I think it would be probably the most important part of a hearing to explain to the public roles, responsibilities, and what the legislative requirements are, to ensure that they feel comfortable with the process.
Ms. Marit Stiles: How much more time do we have, Mr. Chair?
The Chair (Mr. John Vanthof): About four and a half minutes.
Ms. Marit Stiles: I’m going to wrap it up there. Thank you.
Mr. Bryan Tuckey: Thank you very much.
The Chair (Mr. John Vanthof): No further questions? Seeing no further questions, thank you very much for your time. You may step down, sir.
Mr. Bryan Tuckey: Thank you.
The Chair (Mr. John Vanthof): We will now consider the intended appointment of Anthony Tamburro, member for the Human Rights Tribunal of Ontario. Mr. Cuzzetto.
Mr. Rudy Cuzzetto: I move concurrence in the intended appointment of Anthony Tamburro, nominated as a member of the Human Rights Tribunal of Ontario.
The Chair (Mr. John Vanthof): Thank you. Concurrence in the appointment has been moved by Mr. Cuzzetto.
The Clerk of the Committee (Ms. Jocelyn McCauley): Mr. Cuzzetto has to read the end, as well.
The Chair (Mr. John Vanthof): Oh, okay. I have to read—does he have to do that too?
The Clerk of the Committee (Ms. Jocelyn McCauley): Just him.
The Chair (Mr. John Vanthof): Okay, so we’ll have to redo it and also read what’s in brackets. My apologies. I didn’t read what was in brackets, so you followed me.
Mr. Rudy Cuzzetto: I move concurrence in the intended appointment of Anthony Tamburro, nominated as a member of the Human Rights Tribunal of Ontario (Tribunals Ontario).
The Chair (Mr. John Vanthof): Thank you, and once again, my apologies.
Concurrence in the appointment has been moved by Mr. Cuzzetto. Any further discussion? Seeing none, I would like to call a vote. All those in favour? Opposed? Seeing none, that carries.
We will now consider the intended appointment of Bryan Tuckey, member for the Local Planning Appeal Tribunal (Tribunals Ontario). Mr. Cuzzetto.
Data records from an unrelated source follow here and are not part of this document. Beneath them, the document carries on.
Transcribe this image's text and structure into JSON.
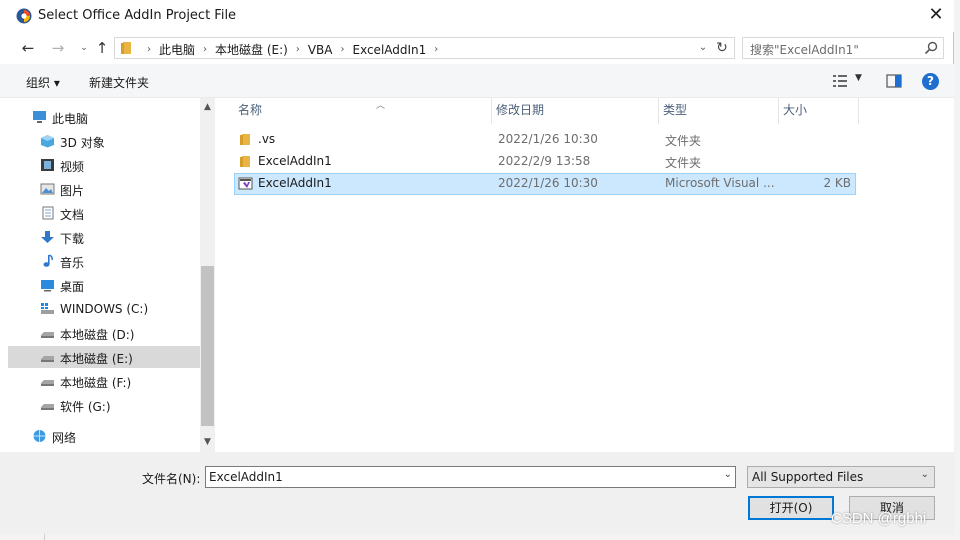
{
  "window": {
    "title": "Select Office AddIn Project File"
  },
  "address": {
    "crumbs": [
      "此电脑",
      "本地磁盘 (E:)",
      "VBA",
      "ExcelAddIn1"
    ],
    "search_placeholder": "搜索\"ExcelAddIn1\""
  },
  "toolbar": {
    "organize": "组织 ▾",
    "new_folder": "新建文件夹"
  },
  "nav": {
    "items": [
      {
        "label": "此电脑",
        "icon": "computer-icon"
      },
      {
        "label": "3D 对象",
        "icon": "3d-objects-icon"
      },
      {
        "label": "视频",
        "icon": "video-icon"
      },
      {
        "label": "图片",
        "icon": "pictures-icon"
      },
      {
        "label": "文档",
        "icon": "documents-icon"
      },
      {
        "label": "下载",
        "icon": "download-icon"
      },
      {
        "label": "音乐",
        "icon": "music-icon"
      },
      {
        "label": "桌面",
        "icon": "desktop-icon"
      },
      {
        "label": "WINDOWS (C:)",
        "icon": "windows-drive-icon"
      },
      {
        "label": "本地磁盘 (D:)",
        "icon": "drive-icon"
      },
      {
        "label": "本地磁盘 (E:)",
        "icon": "drive-icon",
        "selected": true
      },
      {
        "label": "本地磁盘 (F:)",
        "icon": "drive-icon"
      },
      {
        "label": "软件 (G:)",
        "icon": "drive-icon"
      },
      {
        "label": "网络",
        "icon": "network-icon"
      }
    ]
  },
  "columns": {
    "name": "名称",
    "date": "修改日期",
    "type": "类型",
    "size": "大小"
  },
  "files": [
    {
      "name": ".vs",
      "date": "2022/1/26 10:30",
      "type": "文件夹",
      "size": "",
      "icon": "folder-icon"
    },
    {
      "name": "ExcelAddIn1",
      "date": "2022/2/9 13:58",
      "type": "文件夹",
      "size": "",
      "icon": "folder-icon"
    },
    {
      "name": "ExcelAddIn1",
      "date": "2022/1/26 10:30",
      "type": "Microsoft Visual ...",
      "size": "2 KB",
      "icon": "vs-project-icon",
      "selected": true
    }
  ],
  "bottom": {
    "filename_label": "文件名(N):",
    "filename_value": "ExcelAddIn1",
    "filter_value": "All Supported Files",
    "open_label": "打开(O)",
    "cancel_label": "取消"
  },
  "watermark": "CSDN @rgbhi",
  "colors": {
    "accent": "#0078d7",
    "selection": "#cce8ff",
    "folder": "#e8b544"
  }
}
Mr. Rudy Cuzzetto: I move concurrence in the intended appointment of Bryan Tuckey, nominated as a member for the Local Planning Appeal Tribunal (Tribunals Ontario).
The Chair (Mr. John Vanthof): Thank you. Concurrence in the appointment has been moved by Mr. Cuzzetto. Any discussion? Seeing none, I would like to call a vote. All those in favour? Opposed? That carries.
The meeting is adjourned.
The committee adjourned at 0943.
STANDING COMMITTEE ON GOVERNMENT AGENCIES
Chair / Président
Mr. John Vanthof (Timiskaming–Cochrane ND)
Vice-Chair / Vice-Président
Mr. Taras Natyshak (Essex ND)
Mr. Will Bouma (Brantford–Brant PC)
Mr. Lorne Coe (Whitby PC)
Mr. Rudy Cuzzetto (Mississauga–Lakeshore PC)
Mr. Parm Gill (Milton PC)
Mr. Taras Natyshak (Essex ND)
Mr. Rick Nicholls (Chatham-Kent–Leamington PC)
Ms. Marit Stiles (Davenport ND)
Mr. Vijay Thanigasalam (Scarborough–Rouge Park PC)
Mr. John Vanthof (Timiskaming–Cochrane ND)
Clerk / Greffière
Ms. Jocelyn McCauley
Staff / Personnel
Mr. Andrew McNaught, research officer,